Nation Commemorates King Holiday President Obama served meals to the homeless Monday in Washington D.C., one of several ways he commemorated the Martin Luther King Jr. holiday. Meanwhile in Atlanta, Dr. Cornel West gave the keynote speech at Ebenezer Baptist Church, reminding those in the pulpits that King's legacy is one of service, and that the election of the nation's first black president doesn't mean the work is done.

Nation Commemorates King Holiday

  • Download
  • <iframe src="" width="100%" height="290" frameborder="0" scrolling="no" title="NPR embedded audio player">
  • Transcript


It's ALL THINGS CONSIDERED from NPR News. I'm Robert Siegel.

(Soundbite of applause)

SIEGEL: That's how the first family was welcomed this morning at So Others Might Eat, a D.C. social service organization blocks away from the White House. President Barack Obama, sporting a green apron and the obligatory food service gloves, helped serve hot meals to the homeless, one way that he marked today's Martin Luther King Jr. holiday.

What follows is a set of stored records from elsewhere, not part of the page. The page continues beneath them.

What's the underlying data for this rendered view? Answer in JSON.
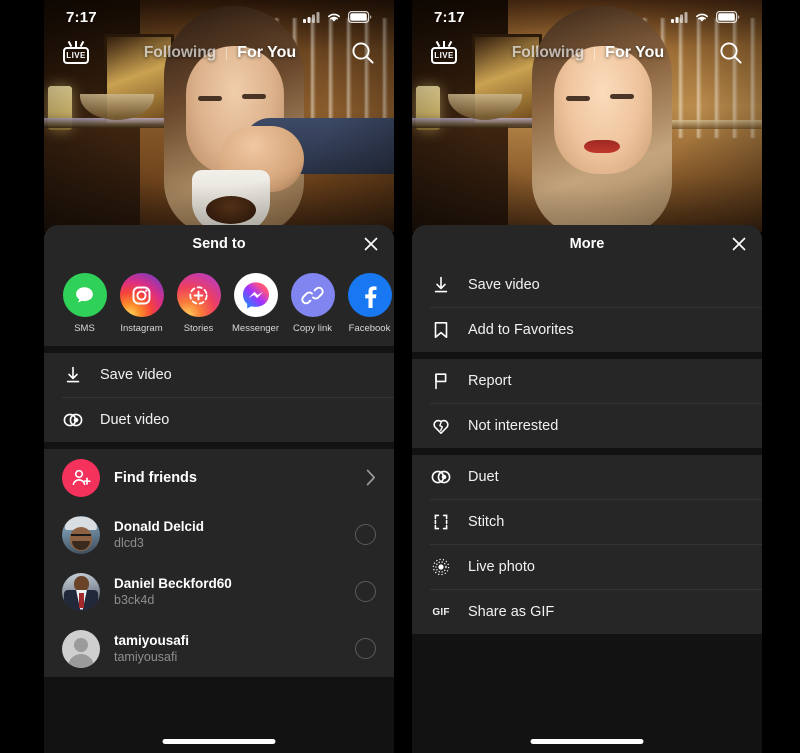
{
  "status_bar": {
    "time": "7:17",
    "cellular_icon": "signal-bars-icon",
    "wifi_icon": "wifi-icon",
    "battery_icon": "battery-icon"
  },
  "nav": {
    "live_label": "LIVE",
    "following_label": "Following",
    "for_you_label": "For You",
    "search_icon": "search-icon",
    "active_tab": "For You"
  },
  "left_panel": {
    "sheet": {
      "title": "Send to",
      "close_icon": "close-icon",
      "share_targets": [
        {
          "label": "SMS",
          "icon": "sms-icon",
          "color": "#2fd159"
        },
        {
          "label": "Instagram",
          "icon": "instagram-icon",
          "color": "#da2e85"
        },
        {
          "label": "Stories",
          "icon": "stories-icon",
          "color": "#ef3f5e"
        },
        {
          "label": "Messenger",
          "icon": "messenger-icon",
          "color": "#ffffff"
        },
        {
          "label": "Copy link",
          "icon": "link-icon",
          "color": "#8085f0"
        },
        {
          "label": "Facebook",
          "icon": "facebook-icon",
          "color": "#1778f2"
        }
      ],
      "actions": [
        {
          "label": "Save video",
          "icon": "download-icon"
        },
        {
          "label": "Duet video",
          "icon": "duet-icon"
        }
      ],
      "find_friends": {
        "label": "Find friends",
        "icon": "add-person-icon",
        "chevron_icon": "chevron-right-icon",
        "color": "#f5325b"
      },
      "friends": [
        {
          "name": "Donald Delcid",
          "handle": "dlcd3",
          "avatar": "avatar-donald",
          "selected": false
        },
        {
          "name": "Daniel Beckford60",
          "handle": "b3ck4d",
          "avatar": "avatar-daniel",
          "selected": false
        },
        {
          "name": "tamiyousafi",
          "handle": "tamiyousafi",
          "avatar": "avatar-tami",
          "selected": false
        }
      ]
    }
  },
  "right_panel": {
    "sheet": {
      "title": "More",
      "close_icon": "close-icon",
      "group_1": [
        {
          "label": "Save video",
          "icon": "download-icon"
        },
        {
          "label": "Add to Favorites",
          "icon": "bookmark-icon"
        }
      ],
      "group_2": [
        {
          "label": "Report",
          "icon": "flag-icon"
        },
        {
          "label": "Not interested",
          "icon": "broken-heart-icon"
        }
      ],
      "group_3": [
        {
          "label": "Duet",
          "icon": "duet-icon"
        },
        {
          "label": "Stitch",
          "icon": "stitch-icon"
        },
        {
          "label": "Live photo",
          "icon": "live-photo-icon"
        },
        {
          "label": "Share as GIF",
          "icon": "gif-icon"
        }
      ]
    }
  },
  "colors": {
    "sheet_background": "#121212",
    "row_background": "#262626",
    "divider": "#343434",
    "text_primary": "#f1f1f1",
    "text_secondary": "#8e8e8e",
    "accent_pink": "#f5325b"
  },
  "gif_badge_text": "GIF"
}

(Soundbite of music)

Unidentified People: (Singing) Hallelujah. Hallelujah.

SIEGEL: At King's home church in Atlanta, the mood was both celebratory and cautionary.

Princeton scholar Cornel West contrasted the civil rights leader and the nation's first black president.

Dr. CORNEL WEST (Professor, Princeton University): Brother Barack is the smiling, friendly face of the American government. Forty years ago that's the government that hunted Martin down. That's the progress that we made. But the same kind of accountability must be put forward to ensure that poor people and working people have - ought to be at the center of a policy, job creation, at the center of our policy. And it's going to be difficult to have a peace prize if you're a war president. It's going to be very difficult. We're going to help you. We love you. But we're going to keep you accountable, too.

SIEGEL: Cornel West speaking at Ebenezer Baptist Church today, the church where Martin Luther King preached from 1960 until his assassination in 1968.

Copyright © 2010 NPR. All rights reserved. Visit our website terms of use and permissions pages at for further information.

NPR transcripts are created on a rush deadline by an NPR contractor. This text may not be in its final form and may be updated or revised in the future. Accuracy and availability may vary. The authoritative record of NPR’s programming is the audio record.